Being the only rather vulgar person in our family, she took care to point out to strangers, when they were talking about Swann, that, had he wanted to, he could have lived on the boulevard Haussmann or the avenue de l’Opéra, that he was the son of M. Swann, who must have left four or five million, but that this was his whim. One that she felt moreover must be so amusing to others that in Paris, when M. Swann came on New Year’s Day to bring her her bag of marrons glacés, she never failed, if there was company, to say to him: “Well, Monsieur Swann! Do you still live next door to the wine warehouse, so as to be sure of not missing the train when you go to Lyon?” And she would look out of the corner of her eye, over her lorgnon, at the other visitors.
These candied chestnuts migrated to northern Italy and southern France after the Crusades. Here’s what Wikipedia has to say about them:
“The earliest known record of a recipe for marrons glacés was written by the French at the end of 17th century in Louis XIV‘s Versailles court. In 1667, François Pierre La Varenne, ten years’ chef de cuisine to Nicolas Chalon du Blé, Marquis of Uxelles (near Lyon and a chestnut-producing area), and foremost figure of the nouvelle cuisine movement of the time, published his best-selling book Le parfaict confiturier. In it he describes ‘la façon de faire marron pour tirer au sec’ (‘the way to make (a) chestnut (so as) to “pull it dry”‘); this may well be the first record of the recipe for marrons glacés. ‘Tirer au sec’ means, in a confectionery context, ‘to remove (what’s being candied) from the syrup’. La Varenne’s book was edited 30 times in 75 years.”
So that’s how I celebrated my Thanksgiving. Returning home from the Sorbonne, I stopped in a boulangerie on the Rue de Richelieu for a baguette, and saw a enormous pile of marrons glacés. I had my doubts. The little suckers were going for 1.80 euros apiece.
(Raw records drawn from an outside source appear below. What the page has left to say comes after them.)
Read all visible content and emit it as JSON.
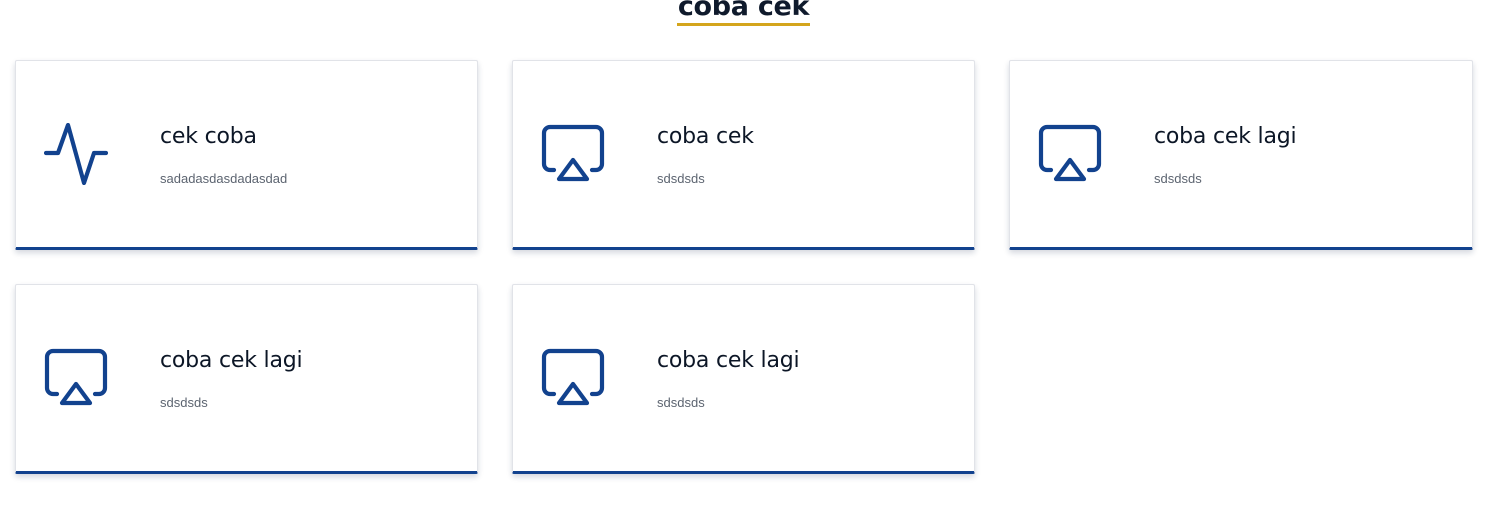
{
  "section": {
    "title": "coba cek"
  },
  "colors": {
    "accent_blue": "#12428e",
    "title_underline": "#d4a51c"
  },
  "cards": [
    {
      "icon": "activity-pulse-icon",
      "title": "cek coba",
      "description": "sadadasdasdadasdad"
    },
    {
      "icon": "airplay-icon",
      "title": "coba cek",
      "description": "sdsdsds"
    },
    {
      "icon": "airplay-icon",
      "title": "coba cek lagi",
      "description": "sdsdsds"
    },
    {
      "icon": "airplay-icon",
      "title": "coba cek lagi",
      "description": "sdsdsds"
    },
    {
      "icon": "airplay-icon",
      "title": "coba cek lagi",
      "description": "sdsdsds"
    }
  ]
}
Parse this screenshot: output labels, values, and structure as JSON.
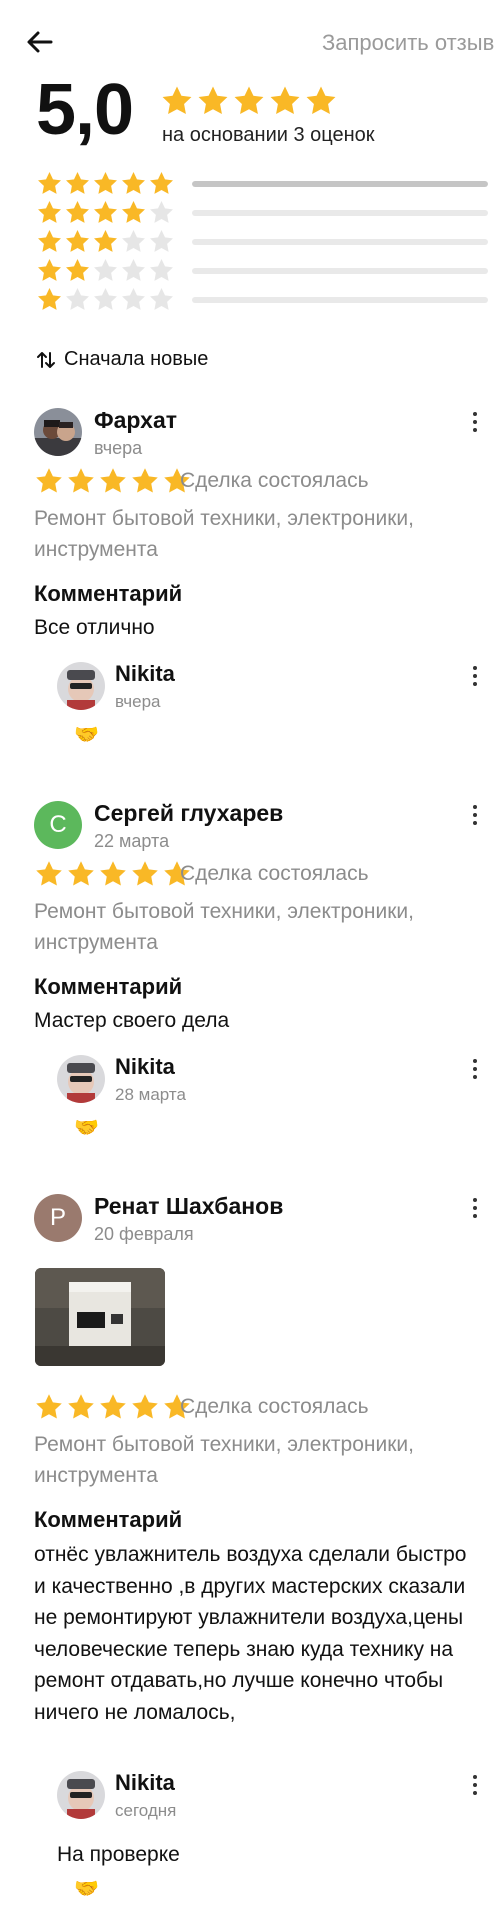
{
  "header": {
    "request_reviews_label": "Запросить отзыв"
  },
  "summary": {
    "rating": "5,0",
    "stars": 5,
    "basis_text": "на основании 3 оценок",
    "distribution": [
      {
        "stars": 5,
        "count": "3",
        "fraction": 1.0
      },
      {
        "stars": 4,
        "count": "0",
        "fraction": 0
      },
      {
        "stars": 3,
        "count": "0",
        "fraction": 0
      },
      {
        "stars": 2,
        "count": "0",
        "fraction": 0
      },
      {
        "stars": 1,
        "count": "0",
        "fraction": 0
      }
    ]
  },
  "sort": {
    "label": "Сначала новые"
  },
  "reviews": [
    {
      "author": "Фархат",
      "date": "вчера",
      "stars": 5,
      "deal": "Сделка состоялась",
      "category": "Ремонт бытовой техники, электроники, инструмента",
      "comment_title": "Комментарий",
      "comment": "Все отлично",
      "reply": {
        "author": "Nikita",
        "date": "вчера",
        "text": "",
        "reaction": "🤝"
      }
    },
    {
      "author": "Сергей глухарев",
      "avatar_letter": "С",
      "avatar_color": "#5cb85c",
      "date": "22 марта",
      "stars": 5,
      "deal": "Сделка состоялась",
      "category": "Ремонт бытовой техники, электроники, инструмента",
      "comment_title": "Комментарий",
      "comment": "Мастер своего дела",
      "reply": {
        "author": "Nikita",
        "date": "28 марта",
        "text": "",
        "reaction": "🤝"
      }
    },
    {
      "author": "Ренат Шахбанов",
      "avatar_letter": "Р",
      "avatar_color": "#9a7a6e",
      "date": "20 февраля",
      "stars": 5,
      "deal": "Сделка состоялась",
      "category": "Ремонт бытовой техники, электроники, инструмента",
      "comment_title": "Комментарий",
      "comment": "отнёс увлажнитель воздуха сделали быстро и качественно ,в других мастерских сказали не ремонтируют увлажнители воздуха,цены человеческие теперь знаю куда технику на ремонт отдавать,но лучше конечно чтобы ничего не ломалось,",
      "reply": {
        "author": "Nikita",
        "date": "сегодня",
        "text": "На проверке",
        "reaction": "🤝"
      }
    }
  ],
  "colors": {
    "star": "#f9b826",
    "star_empty": "#e6e6e6"
  },
  "icons": {
    "back": "arrow-left-icon",
    "sort": "sort-arrows-icon",
    "more": "more-vertical-icon",
    "reaction": "handshake-icon"
  }
}
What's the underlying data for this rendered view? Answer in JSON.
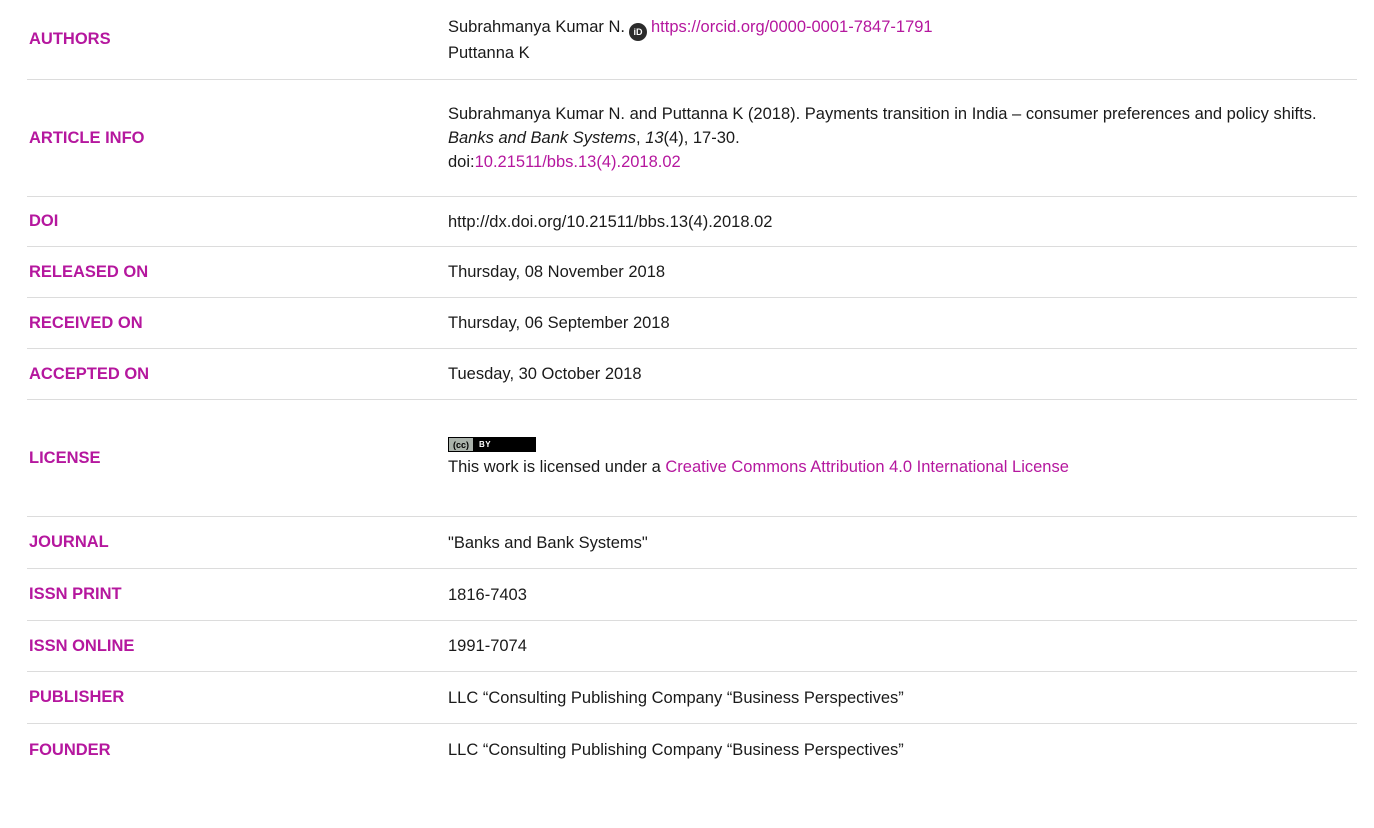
{
  "authors": {
    "label": "AUTHORS",
    "author1_name": "Subrahmanya Kumar N.",
    "author1_orcid_badge": "iD",
    "author1_orcid_url": "https://orcid.org/0000-0001-7847-1791",
    "author2_name": "Puttanna K"
  },
  "article_info": {
    "label": "ARTICLE INFO",
    "citation_part1": "Subrahmanya Kumar N. and Puttanna K (2018). Payments transition in India – consumer preferences and policy shifts. ",
    "journal_italic": "Banks and Bank Systems",
    "comma": ", ",
    "volume_italic": "13",
    "citation_part2": "(4), 17-30.",
    "doi_prefix": "doi:",
    "doi_link": "10.21511/bbs.13(4).2018.02"
  },
  "doi": {
    "label": "DOI",
    "value": "http://dx.doi.org/10.21511/bbs.13(4).2018.02"
  },
  "released_on": {
    "label": "RELEASED ON",
    "value": "Thursday, 08 November 2018"
  },
  "received_on": {
    "label": "RECEIVED ON",
    "value": "Thursday, 06 September 2018"
  },
  "accepted_on": {
    "label": "ACCEPTED ON",
    "value": "Tuesday, 30 October 2018"
  },
  "license": {
    "label": "LICENSE",
    "badge_cc": "(cc)",
    "badge_by": "BY",
    "text": "This work is licensed under a ",
    "link_text": "Creative Commons Attribution 4.0 International License"
  },
  "journal": {
    "label": "JOURNAL",
    "value": "\"Banks and Bank Systems\""
  },
  "issn_print": {
    "label": "ISSN PRINT",
    "value": "1816-7403"
  },
  "issn_online": {
    "label": "ISSN ONLINE",
    "value": "1991-7074"
  },
  "publisher": {
    "label": "PUBLISHER",
    "value": "LLC “Consulting Publishing Company “Business Perspectives”"
  },
  "founder": {
    "label": "FOUNDER",
    "value": "LLC “Consulting Publishing Company “Business Perspectives”"
  },
  "colors": {
    "label_accent": "#b5179e",
    "text": "#1a1a1a",
    "divider": "#dcdcdc"
  }
}
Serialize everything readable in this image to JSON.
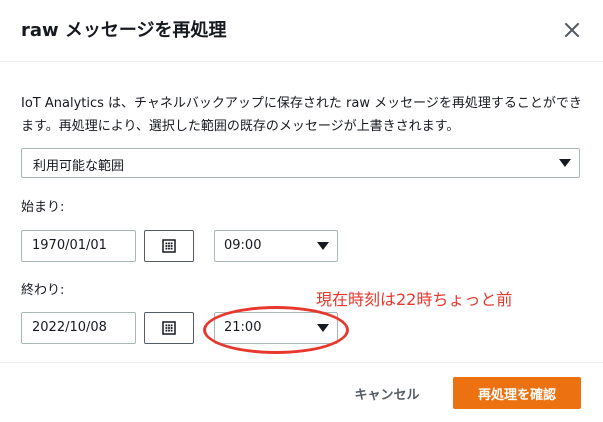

I’ve never been able to quite make friends with the humble chestnut – you know, the “chestnuts roasting on an open fire,” and so on every Christmas – and that, despite making a reasonably good chestnut soufflé in the wintertime. But the marron glacé? Un vrai délice!
Have a happy Thanksgiving. And don’t pass them up, if you get the chance.
(Or try the recipe here.)
Tags: Marcel Proust